Members of the House are expected to work late into the night Thursday to pass out bills its members have written. And the lower chamber’s calendar is packed with legislation that has been approved by committees and is in line for consideration by the full chamber. But there’s not enough time to get to them all — and it’s not certain that leaders in the House will actually want to.

Sometimes, the late-night proceedings can get tense. Here’s what you need to know.

Watch the Texas House debate bills before tonight’s deadline

May 13, 2021 at 6:00 a.m.

You can watch a livestream of the Texas House below. The chamber is expected to gavel in at 10 a.m. and could go late into the night.

Running down the clock — or “chubbing” — could become a tactic to hinder legislation

May 13, 2021 at 6:00 a.m.

After failing to wrestle back control of the lower chamber in the November election, Democrats remain the House minority. But the end-of-session deadlines present the party with one of its few bits of leverage to block bills its members don’t support.
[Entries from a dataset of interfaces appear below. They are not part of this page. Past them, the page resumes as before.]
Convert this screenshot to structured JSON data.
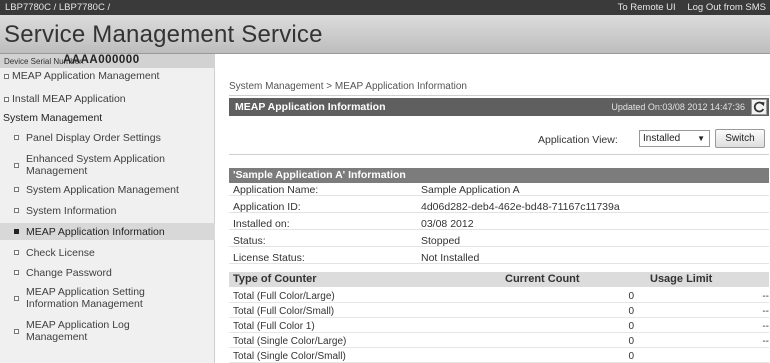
{
  "topbar": {
    "path": "LBP7780C / LBP7780C /",
    "to_remote_ui": "To Remote UI",
    "log_out": "Log Out from SMS"
  },
  "title": "Service Management Service",
  "device": {
    "serial_label": "Device Serial Number:",
    "serial_value": "AAAA000000"
  },
  "sidebar": {
    "items_top": [
      {
        "label": "MEAP Application Management"
      },
      {
        "label": "Install MEAP Application"
      }
    ],
    "section_label": "System Management",
    "items": [
      {
        "label": "Panel Display Order Settings"
      },
      {
        "label": "Enhanced System Application Management"
      },
      {
        "label": "System Application Management"
      },
      {
        "label": "System Information"
      },
      {
        "label": "MEAP Application Information"
      },
      {
        "label": "Check License"
      },
      {
        "label": "Change Password"
      },
      {
        "label": "MEAP Application Setting Information Management"
      },
      {
        "label": "MEAP Application Log Management"
      }
    ]
  },
  "main": {
    "breadcrumb": "System Management > MEAP Application Information",
    "section_title": "MEAP Application Information",
    "updated": "Updated On:03/08 2012 14:47:36",
    "app_view_label": "Application View:",
    "app_view_value": "Installed",
    "switch_label": "Switch",
    "info_title": "'Sample Application A' Information",
    "info_rows": [
      {
        "key": "Application Name:",
        "value": "Sample Application A"
      },
      {
        "key": "Application ID:",
        "value": "4d06d282-deb4-462e-bd48-71167c11739a"
      },
      {
        "key": "Installed on:",
        "value": "03/08 2012"
      },
      {
        "key": "Status:",
        "value": "Stopped"
      },
      {
        "key": "License Status:",
        "value": "Not Installed"
      }
    ],
    "counter_headers": {
      "type": "Type of Counter",
      "count": "Current Count",
      "limit": "Usage Limit"
    },
    "counters": [
      {
        "name": "Total (Full Color/Large)",
        "count": "0",
        "limit": "--"
      },
      {
        "name": "Total (Full Color/Small)",
        "count": "0",
        "limit": "--"
      },
      {
        "name": "Total (Full Color 1)",
        "count": "0",
        "limit": "--"
      },
      {
        "name": "Total (Single Color/Large)",
        "count": "0",
        "limit": "--"
      },
      {
        "name": "Total (Single Color/Small)",
        "count": "0",
        "limit": ""
      }
    ]
  }
}
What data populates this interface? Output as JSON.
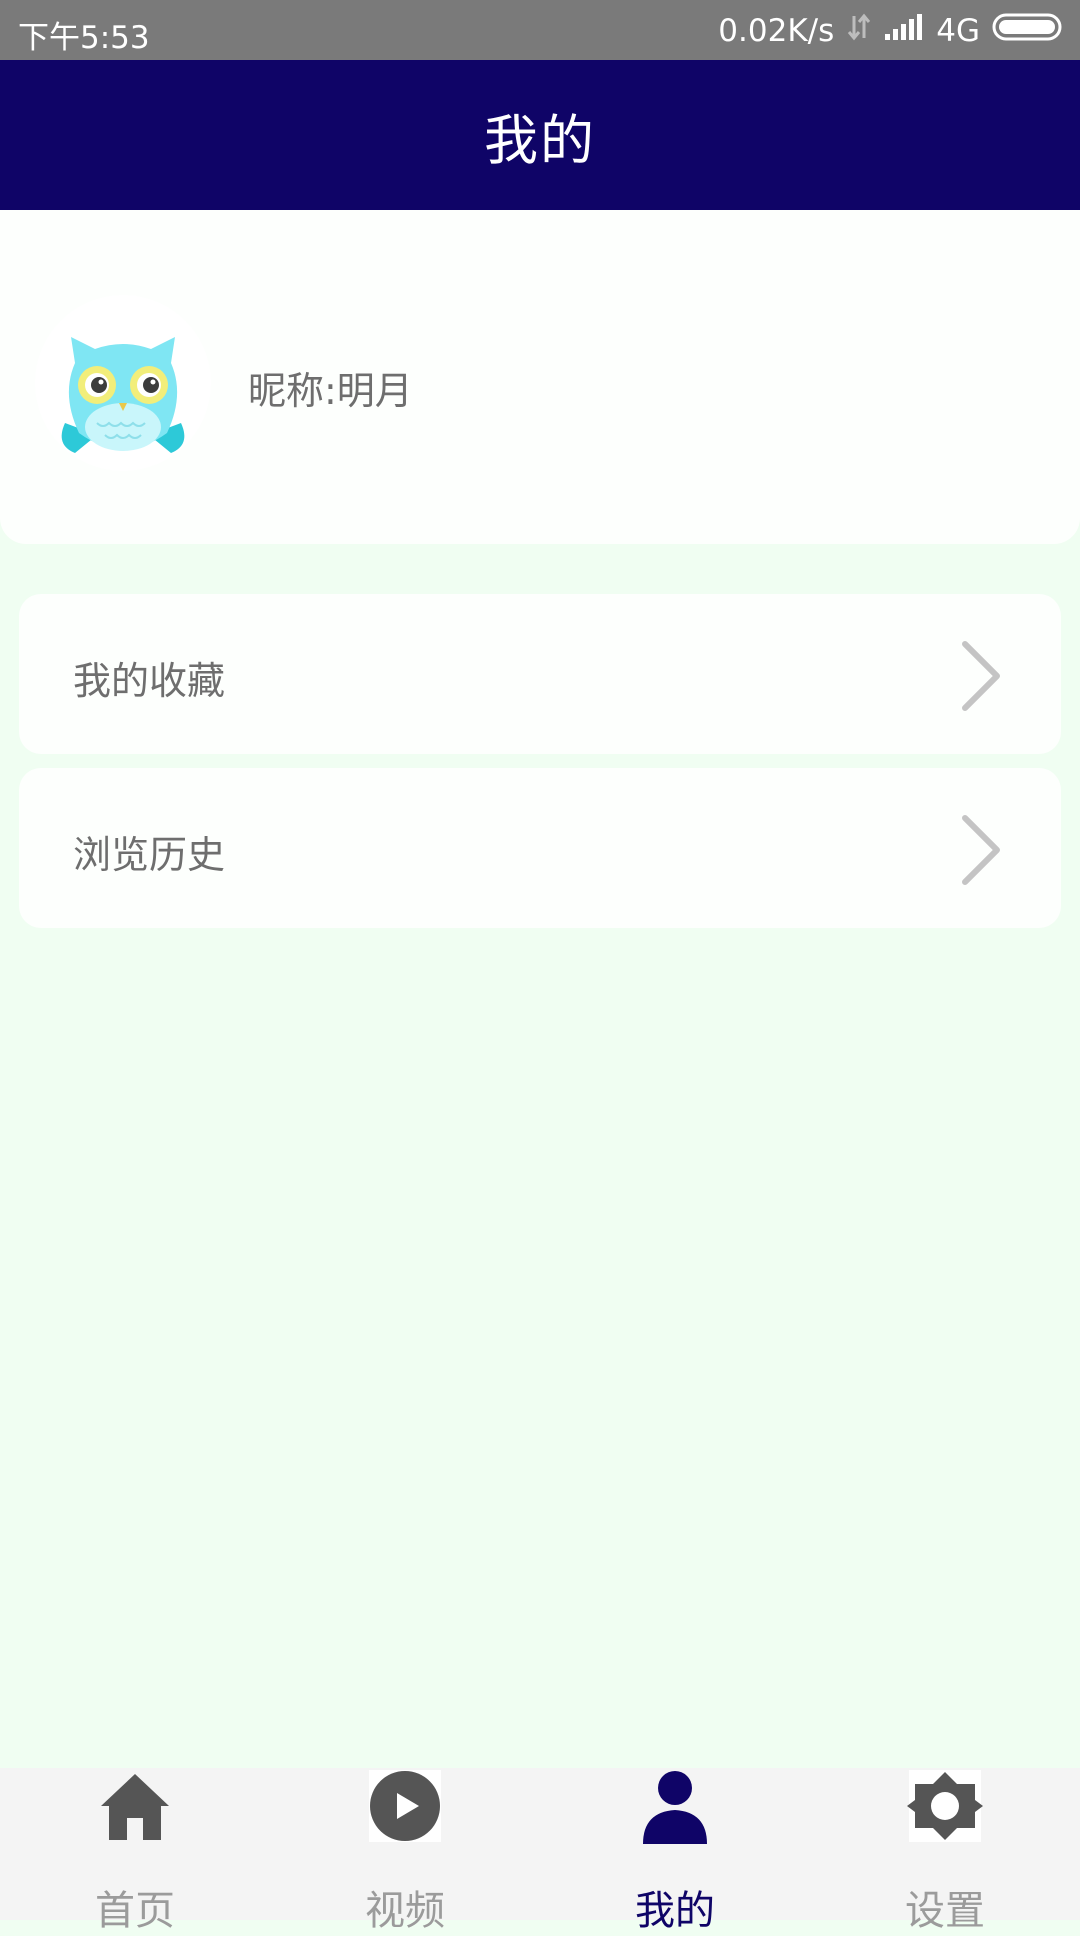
{
  "status_bar": {
    "time": "下午5:53",
    "net_speed": "0.02K/s",
    "network_type": "4G",
    "icons": [
      "data-arrows-icon",
      "signal-icon",
      "battery-icon"
    ]
  },
  "header": {
    "title": "我的"
  },
  "profile": {
    "avatar_icon": "owl-avatar-icon",
    "nickname": "昵称:明月"
  },
  "menu": {
    "items": [
      {
        "label": "我的收藏",
        "icon": "chevron-right-icon"
      },
      {
        "label": "浏览历史",
        "icon": "chevron-right-icon"
      }
    ]
  },
  "bottom_nav": {
    "items": [
      {
        "label": "首页",
        "icon": "home-icon",
        "active": false
      },
      {
        "label": "视频",
        "icon": "play-icon",
        "active": false
      },
      {
        "label": "我的",
        "icon": "user-icon",
        "active": true
      },
      {
        "label": "设置",
        "icon": "gear-icon",
        "active": false
      }
    ]
  },
  "colors": {
    "header_bg": "#0F0467",
    "status_bar_bg": "#7A7A7A",
    "page_bg": "#F0FEF2",
    "active_tab": "#0F0467",
    "inactive_tab": "#9B9B9B"
  }
}
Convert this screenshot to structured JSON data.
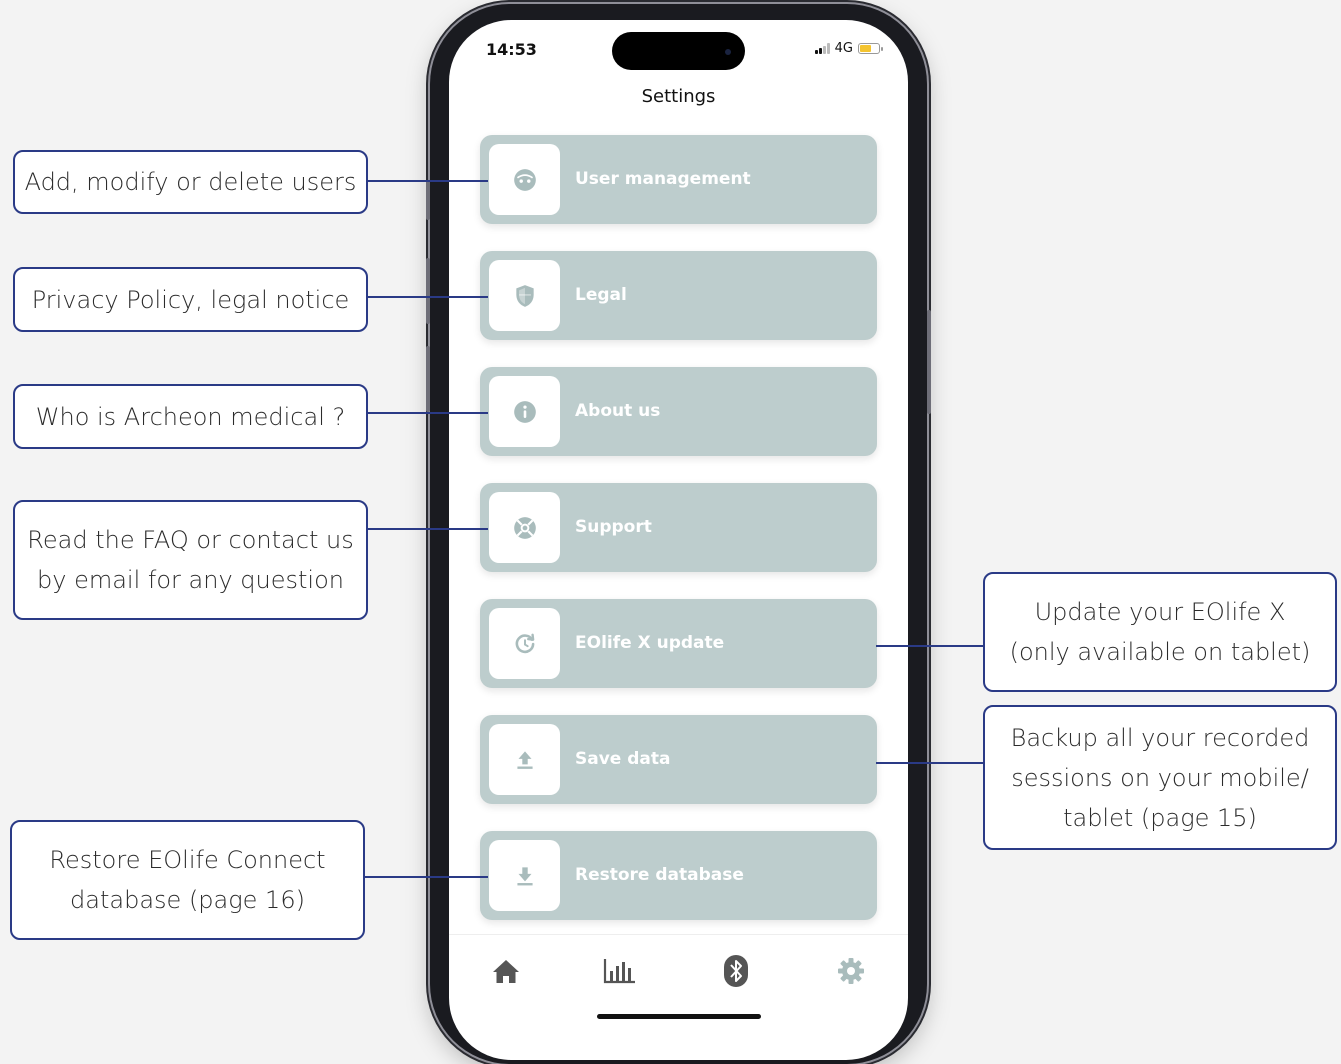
{
  "status_bar": {
    "time": "14:53",
    "network": "4G"
  },
  "screen_title": "Settings",
  "menu": [
    {
      "label": "User management",
      "icon": "face-icon"
    },
    {
      "label": "Legal",
      "icon": "shield-icon"
    },
    {
      "label": "About us",
      "icon": "info-icon"
    },
    {
      "label": "Support",
      "icon": "lifebuoy-icon"
    },
    {
      "label": "EOlife X update",
      "icon": "refresh-icon"
    },
    {
      "label": "Save data",
      "icon": "upload-icon"
    },
    {
      "label": "Restore database",
      "icon": "download-icon"
    }
  ],
  "tabs": [
    {
      "name": "home",
      "icon": "home-icon"
    },
    {
      "name": "statistics",
      "icon": "bar-chart-icon"
    },
    {
      "name": "bluetooth",
      "icon": "bluetooth-icon"
    },
    {
      "name": "settings",
      "icon": "gear-icon"
    }
  ],
  "callouts": {
    "user_management": "Add, modify or delete users",
    "legal": "Privacy Policy, legal notice",
    "about": "Who is Archeon medical ?",
    "support_line1": "Read the FAQ or contact us",
    "support_line2": "by email for any question",
    "update_line1": "Update your EOlife X",
    "update_line2": "(only available on tablet)",
    "save_line1": "Backup all your recorded",
    "save_line2": "sessions on your mobile/",
    "save_line3": "tablet (page 15)",
    "restore_line1": "Restore EOlife Connect",
    "restore_line2": "database  (page 16)"
  },
  "colors": {
    "menu_background": "#bdcdcd",
    "menu_text": "#ffffff",
    "icon_color": "#a9bcbc",
    "callout_border": "#2a3a86",
    "battery": "#f4c430"
  }
}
They can do so by a process known as “chubbing.”

House rules say that any member has 10 minutes to speak on any piece of legislation. To chub, members use their time on multiple bills — asking questions they might not normally ask and generally slowing down the proceedings. That makes it harder for the House to reach bills lower down on the list.

Already, the pace of seemingly low-profile bills passing out of the House has slowed in recent days.

Chubbing has consequences, though. The list of bills eligible for consideration has many bills authored and supported by Democrats, too. One is the CROWN Act, which would ban race-based hair discrimination in schools and work places — such as dress codes that don’t allow dreadlocks.

Bills may die at midnight, but the ideas in them could live on

May 13, 2021 at 6:00 a.m.

The death of a bill wouldn’t necessarily mean the death of the idea behind them. A supporter in the Legislature could still find a way to attach the language of the bill as an amendment to another piece of legislation. And the Senate still has until May 26 to pass its own bills and send them to the House. That means measures in House bills that don’t survive tonight’s deadline could show back up in the lower chamber as part of Senate bills.

Bill banning gender confirmation health care for transgender kids hangs in the balance

May 13, 2021 at 6:00 a.m.

For months, transgender children, their parents and their advocates have anxiously watched House Bill 1399 in Texas, a measure that would prohibit health care providers from performing gender confirmation surgery or prescribing, administering or supplying puberty blockers or hormone treatment to anyone under the age of 18.

Its aim was identified as one of the Republican Party of Texas’ top priorities for the 2021 legislative session. And though physicians groups and mental health advocates warned that the bill would have harmful effects on transgender children, the measure advanced out of the House Public Health Committee last month.

But as Thursday night approaches, the bill’s future could be in doubt. The House could have taken it up as early as Wednesday, but didn’t get to it — or a lot of other legislation — before ending the day. If the chamber doesn’t get to the bill before midnight, it will fail.

But a Senate committee has already approved Senate Bill 1311 by Sen. Bob Hall, R-Edgewood, which would revoke the medical license of health care providers and physicians who perform such procedures or prescribe such drugs or hormones to people younger than 18. It’s unclear, though, whether that measure has the support of enough senators to reach the floor for a full vote.